“The last two preludes are large-scale works. The seventh begins at a lento pace, exploring the possibilities of left-hand solo writing. Subsequently, the music for left hand is reiterated, but this time with other material for right hand added, and the prelude closes softly and impressionistically as it began. With its union of colour and stern counterpoint, it represents the quintessence of the composer’s style. The closing prelude, a rondo, also bears the unmistakable stamp of Martin, with its main theme composed of a fanfare-like juxtaposition of triads. From start to finish it moves at breakneck speed with a harmonic and rhythmic vigor that borders on violence, and provides a fitting conclusion to the cycle.”
I should mention that my interpretation of No. 7, which clearly is the emotional crux of the set, represents one of very few occasions when I have felt compelled to disregard deliberately a composer’s indication — in this case, the tempo marking of the central section which is considerably faster than mine. Maria Martin, the composer’s widow, while enthusiastic about the overall performance, suggested that Martin himself would have taken exception to my introspective interpretation.

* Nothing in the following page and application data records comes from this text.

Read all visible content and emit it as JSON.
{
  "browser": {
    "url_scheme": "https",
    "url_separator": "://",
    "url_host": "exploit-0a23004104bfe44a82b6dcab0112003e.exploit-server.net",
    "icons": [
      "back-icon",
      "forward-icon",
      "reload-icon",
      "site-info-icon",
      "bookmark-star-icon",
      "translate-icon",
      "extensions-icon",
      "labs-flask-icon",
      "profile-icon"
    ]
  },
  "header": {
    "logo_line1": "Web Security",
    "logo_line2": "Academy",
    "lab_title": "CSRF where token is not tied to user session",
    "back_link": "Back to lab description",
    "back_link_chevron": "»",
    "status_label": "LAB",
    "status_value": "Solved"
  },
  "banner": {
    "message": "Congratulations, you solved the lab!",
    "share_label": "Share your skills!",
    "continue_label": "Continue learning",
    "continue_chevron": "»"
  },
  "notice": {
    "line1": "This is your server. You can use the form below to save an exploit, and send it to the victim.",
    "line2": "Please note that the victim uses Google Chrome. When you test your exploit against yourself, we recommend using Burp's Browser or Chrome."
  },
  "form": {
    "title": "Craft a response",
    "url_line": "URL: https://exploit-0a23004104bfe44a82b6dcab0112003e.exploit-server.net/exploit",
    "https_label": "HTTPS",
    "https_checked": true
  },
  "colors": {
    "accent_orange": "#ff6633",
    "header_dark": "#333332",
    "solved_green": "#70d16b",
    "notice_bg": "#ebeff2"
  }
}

I accept that criticism, of course, but nevertheless confess that the passage of close to twenty years has done nothing to alter my own conception of this wondrous work.
program notes by Robert Silverman